• _ACTIVITY_
Copy out exactly the line that contains "Output a JSON" and all lines following it to the end of the data.

• • • • • • •

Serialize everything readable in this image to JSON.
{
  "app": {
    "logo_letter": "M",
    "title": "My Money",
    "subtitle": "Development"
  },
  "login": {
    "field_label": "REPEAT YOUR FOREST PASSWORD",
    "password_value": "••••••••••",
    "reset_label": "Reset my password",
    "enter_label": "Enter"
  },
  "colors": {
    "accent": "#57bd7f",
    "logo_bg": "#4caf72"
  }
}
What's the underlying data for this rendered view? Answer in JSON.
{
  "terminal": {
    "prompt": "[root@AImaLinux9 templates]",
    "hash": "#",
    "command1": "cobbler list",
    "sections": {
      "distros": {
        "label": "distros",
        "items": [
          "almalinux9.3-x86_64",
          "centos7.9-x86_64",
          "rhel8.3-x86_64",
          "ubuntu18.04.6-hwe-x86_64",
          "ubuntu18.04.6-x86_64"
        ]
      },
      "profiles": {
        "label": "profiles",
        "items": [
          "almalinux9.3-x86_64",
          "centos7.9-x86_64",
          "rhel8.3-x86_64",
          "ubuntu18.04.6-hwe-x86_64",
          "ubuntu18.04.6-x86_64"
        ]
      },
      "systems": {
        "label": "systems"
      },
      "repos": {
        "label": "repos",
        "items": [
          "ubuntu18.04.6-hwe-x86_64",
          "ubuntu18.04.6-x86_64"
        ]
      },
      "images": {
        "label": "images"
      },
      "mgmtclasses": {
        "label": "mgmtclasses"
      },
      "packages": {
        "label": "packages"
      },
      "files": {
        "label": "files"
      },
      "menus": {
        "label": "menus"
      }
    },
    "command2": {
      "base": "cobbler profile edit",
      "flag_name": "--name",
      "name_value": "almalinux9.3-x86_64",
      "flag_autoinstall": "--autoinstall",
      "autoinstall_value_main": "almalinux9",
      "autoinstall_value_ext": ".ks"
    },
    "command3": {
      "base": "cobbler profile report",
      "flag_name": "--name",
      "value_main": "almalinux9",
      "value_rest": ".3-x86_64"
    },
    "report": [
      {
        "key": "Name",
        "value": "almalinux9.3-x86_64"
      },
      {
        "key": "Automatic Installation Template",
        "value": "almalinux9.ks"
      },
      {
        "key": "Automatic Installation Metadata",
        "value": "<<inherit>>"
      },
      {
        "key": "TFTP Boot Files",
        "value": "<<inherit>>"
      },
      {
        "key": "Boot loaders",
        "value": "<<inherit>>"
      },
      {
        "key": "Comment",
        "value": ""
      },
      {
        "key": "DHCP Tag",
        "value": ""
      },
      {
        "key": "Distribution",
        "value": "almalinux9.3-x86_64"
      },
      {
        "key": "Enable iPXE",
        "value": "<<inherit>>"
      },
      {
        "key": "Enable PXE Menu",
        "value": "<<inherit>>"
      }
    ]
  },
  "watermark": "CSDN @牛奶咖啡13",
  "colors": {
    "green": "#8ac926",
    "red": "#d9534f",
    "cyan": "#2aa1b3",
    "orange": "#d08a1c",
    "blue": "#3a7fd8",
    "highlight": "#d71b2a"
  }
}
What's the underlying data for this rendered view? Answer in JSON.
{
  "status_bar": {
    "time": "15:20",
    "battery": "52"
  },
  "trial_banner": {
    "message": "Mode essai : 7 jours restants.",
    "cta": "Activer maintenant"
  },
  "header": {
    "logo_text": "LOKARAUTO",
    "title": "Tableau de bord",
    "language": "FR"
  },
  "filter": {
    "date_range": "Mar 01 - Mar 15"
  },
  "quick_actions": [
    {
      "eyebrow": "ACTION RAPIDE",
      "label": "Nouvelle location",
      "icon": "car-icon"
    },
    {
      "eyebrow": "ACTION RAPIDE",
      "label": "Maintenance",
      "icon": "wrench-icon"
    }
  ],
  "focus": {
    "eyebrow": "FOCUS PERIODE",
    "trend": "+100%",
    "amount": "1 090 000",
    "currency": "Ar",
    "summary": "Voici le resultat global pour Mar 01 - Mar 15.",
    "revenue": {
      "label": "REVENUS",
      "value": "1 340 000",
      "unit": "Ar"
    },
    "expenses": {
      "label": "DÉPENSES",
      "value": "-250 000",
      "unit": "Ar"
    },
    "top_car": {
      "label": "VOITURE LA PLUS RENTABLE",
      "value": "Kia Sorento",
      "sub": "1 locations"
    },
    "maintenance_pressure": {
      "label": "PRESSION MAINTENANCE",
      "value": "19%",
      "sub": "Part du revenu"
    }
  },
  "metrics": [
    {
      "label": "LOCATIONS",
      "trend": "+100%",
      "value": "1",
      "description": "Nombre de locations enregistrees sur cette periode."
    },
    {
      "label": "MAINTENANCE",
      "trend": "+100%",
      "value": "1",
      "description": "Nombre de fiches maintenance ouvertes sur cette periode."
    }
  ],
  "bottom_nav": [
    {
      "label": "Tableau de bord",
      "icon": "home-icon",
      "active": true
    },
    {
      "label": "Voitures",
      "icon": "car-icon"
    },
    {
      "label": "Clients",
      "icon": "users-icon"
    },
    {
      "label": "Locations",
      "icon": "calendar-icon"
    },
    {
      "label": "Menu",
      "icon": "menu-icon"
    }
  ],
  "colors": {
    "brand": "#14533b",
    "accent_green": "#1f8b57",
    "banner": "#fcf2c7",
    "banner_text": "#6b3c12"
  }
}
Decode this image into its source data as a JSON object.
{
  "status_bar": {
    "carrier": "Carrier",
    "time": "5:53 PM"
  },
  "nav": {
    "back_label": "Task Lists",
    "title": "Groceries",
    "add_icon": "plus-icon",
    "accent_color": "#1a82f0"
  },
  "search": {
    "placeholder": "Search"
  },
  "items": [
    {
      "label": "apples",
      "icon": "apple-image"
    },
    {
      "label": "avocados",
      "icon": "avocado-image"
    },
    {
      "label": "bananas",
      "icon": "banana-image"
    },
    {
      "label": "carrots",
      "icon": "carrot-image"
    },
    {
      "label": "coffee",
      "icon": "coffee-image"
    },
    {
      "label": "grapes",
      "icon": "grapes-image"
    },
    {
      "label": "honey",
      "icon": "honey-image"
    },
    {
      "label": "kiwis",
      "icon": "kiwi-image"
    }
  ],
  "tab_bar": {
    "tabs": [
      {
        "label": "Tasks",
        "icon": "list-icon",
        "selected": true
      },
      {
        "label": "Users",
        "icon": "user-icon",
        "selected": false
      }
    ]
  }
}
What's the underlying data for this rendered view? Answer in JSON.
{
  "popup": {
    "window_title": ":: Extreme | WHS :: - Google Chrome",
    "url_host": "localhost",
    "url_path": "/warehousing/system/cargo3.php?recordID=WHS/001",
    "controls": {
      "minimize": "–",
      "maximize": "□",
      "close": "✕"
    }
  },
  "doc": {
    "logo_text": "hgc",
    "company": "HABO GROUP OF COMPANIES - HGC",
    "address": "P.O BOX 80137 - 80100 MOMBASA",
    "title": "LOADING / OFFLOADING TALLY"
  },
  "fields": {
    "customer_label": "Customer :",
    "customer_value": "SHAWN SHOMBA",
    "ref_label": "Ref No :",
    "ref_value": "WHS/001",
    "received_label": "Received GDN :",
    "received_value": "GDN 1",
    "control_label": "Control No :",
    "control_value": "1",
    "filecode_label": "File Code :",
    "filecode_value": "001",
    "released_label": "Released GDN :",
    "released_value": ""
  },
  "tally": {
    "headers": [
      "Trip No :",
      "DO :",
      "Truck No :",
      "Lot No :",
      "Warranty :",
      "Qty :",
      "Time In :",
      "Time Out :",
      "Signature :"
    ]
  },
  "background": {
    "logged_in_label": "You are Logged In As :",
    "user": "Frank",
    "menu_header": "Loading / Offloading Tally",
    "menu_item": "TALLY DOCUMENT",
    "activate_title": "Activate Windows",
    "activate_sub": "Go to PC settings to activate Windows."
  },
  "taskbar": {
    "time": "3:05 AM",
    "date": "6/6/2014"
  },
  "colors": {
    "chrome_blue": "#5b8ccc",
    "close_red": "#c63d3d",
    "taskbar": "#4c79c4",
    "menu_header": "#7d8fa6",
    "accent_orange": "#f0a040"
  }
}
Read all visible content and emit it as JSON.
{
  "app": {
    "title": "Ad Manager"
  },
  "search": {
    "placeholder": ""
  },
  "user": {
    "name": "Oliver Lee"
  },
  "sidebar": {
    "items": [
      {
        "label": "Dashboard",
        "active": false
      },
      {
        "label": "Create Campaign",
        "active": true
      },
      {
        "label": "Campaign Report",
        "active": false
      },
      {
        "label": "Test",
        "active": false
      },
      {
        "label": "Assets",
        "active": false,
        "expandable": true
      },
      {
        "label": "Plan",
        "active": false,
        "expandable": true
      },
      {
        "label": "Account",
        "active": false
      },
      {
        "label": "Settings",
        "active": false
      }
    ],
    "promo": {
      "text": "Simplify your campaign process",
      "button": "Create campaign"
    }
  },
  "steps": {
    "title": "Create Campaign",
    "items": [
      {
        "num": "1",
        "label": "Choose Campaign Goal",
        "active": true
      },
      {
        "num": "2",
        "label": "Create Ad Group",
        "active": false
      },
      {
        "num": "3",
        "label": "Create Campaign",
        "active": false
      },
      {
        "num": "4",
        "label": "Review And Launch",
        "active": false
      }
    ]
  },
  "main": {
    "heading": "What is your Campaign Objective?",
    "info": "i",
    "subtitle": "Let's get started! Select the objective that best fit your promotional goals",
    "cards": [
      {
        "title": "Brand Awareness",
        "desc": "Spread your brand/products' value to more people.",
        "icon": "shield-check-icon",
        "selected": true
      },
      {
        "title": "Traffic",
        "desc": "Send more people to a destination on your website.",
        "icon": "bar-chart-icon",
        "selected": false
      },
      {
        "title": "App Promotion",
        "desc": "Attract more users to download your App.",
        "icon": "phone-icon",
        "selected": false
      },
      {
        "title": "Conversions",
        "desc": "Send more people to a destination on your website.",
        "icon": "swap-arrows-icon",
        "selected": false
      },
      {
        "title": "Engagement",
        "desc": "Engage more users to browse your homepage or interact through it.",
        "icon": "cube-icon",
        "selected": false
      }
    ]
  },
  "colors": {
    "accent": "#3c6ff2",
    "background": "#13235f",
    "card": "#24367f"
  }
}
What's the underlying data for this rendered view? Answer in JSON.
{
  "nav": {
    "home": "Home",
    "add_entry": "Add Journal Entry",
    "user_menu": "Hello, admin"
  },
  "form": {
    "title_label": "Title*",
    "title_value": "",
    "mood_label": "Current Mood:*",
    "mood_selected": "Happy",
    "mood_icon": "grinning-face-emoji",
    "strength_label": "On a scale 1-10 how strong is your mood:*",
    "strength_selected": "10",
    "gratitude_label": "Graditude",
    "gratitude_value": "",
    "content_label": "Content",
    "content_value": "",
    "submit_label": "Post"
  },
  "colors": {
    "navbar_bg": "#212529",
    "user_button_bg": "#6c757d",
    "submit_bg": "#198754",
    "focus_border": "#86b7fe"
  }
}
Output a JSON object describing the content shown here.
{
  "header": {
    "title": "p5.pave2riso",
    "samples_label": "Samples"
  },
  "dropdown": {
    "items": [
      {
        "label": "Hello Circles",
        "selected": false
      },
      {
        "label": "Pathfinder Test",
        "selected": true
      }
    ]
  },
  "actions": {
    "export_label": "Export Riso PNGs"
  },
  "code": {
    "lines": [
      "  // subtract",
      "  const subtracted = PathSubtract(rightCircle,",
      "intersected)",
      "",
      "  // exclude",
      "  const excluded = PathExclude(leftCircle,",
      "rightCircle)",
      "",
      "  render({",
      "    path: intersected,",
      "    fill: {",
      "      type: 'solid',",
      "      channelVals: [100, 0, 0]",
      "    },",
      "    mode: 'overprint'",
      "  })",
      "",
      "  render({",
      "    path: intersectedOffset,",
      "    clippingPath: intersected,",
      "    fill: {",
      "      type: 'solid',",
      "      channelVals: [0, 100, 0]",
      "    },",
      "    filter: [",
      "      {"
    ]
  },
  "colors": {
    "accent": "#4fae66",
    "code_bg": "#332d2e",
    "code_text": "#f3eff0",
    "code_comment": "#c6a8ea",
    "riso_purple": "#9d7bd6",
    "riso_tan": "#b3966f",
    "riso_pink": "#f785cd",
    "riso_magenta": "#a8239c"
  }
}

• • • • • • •

• _ANSWER TO THIS TASK_
Output a JSON object describing the content shown here.
{
  "header": {
    "title": "p5.pave2riso",
    "samples_label": "Samples"
  },
  "dropdown": {
    "items": [
      {
        "label": "Hello Circles",
        "selected": false
      },
      {
        "label": "Pathfinder Test",
        "selected": true
      }
    ]
  },
  "actions": {
    "export_label": "Export Riso PNGs"
  },
  "code": {
    "lines": [
      "  // subtract",
      "  const subtracted = PathSubtract(rightCircle,",
      "intersected)",
      "",
      "  // exclude",
      "  const excluded = PathExclude(leftCircle,",
      "rightCircle)",
      "",
      "  render({",
      "    path: intersected,",
      "    fill: {",
      "      type: 'solid',",
      "      channelVals: [100, 0, 0]",
      "    },",
      "    mode: 'overprint'",
      "  })",
      "",
      "  render({",
      "    path: intersectedOffset,",
      "    clippingPath: intersected,",
      "    fill: {",
      "      type: 'solid',",
      "      channelVals: [0, 100, 0]",
      "    },",
      "    filter: [",
      "      {"
    ]
  },
  "colors": {
    "accent": "#4fae66",
    "code_bg": "#332d2e",
    "code_text": "#f3eff0",
    "code_comment": "#c6a8ea",
    "riso_purple": "#9d7bd6",
    "riso_tan": "#b3966f",
    "riso_pink": "#f785cd",
    "riso_magenta": "#a8239c"
  }
}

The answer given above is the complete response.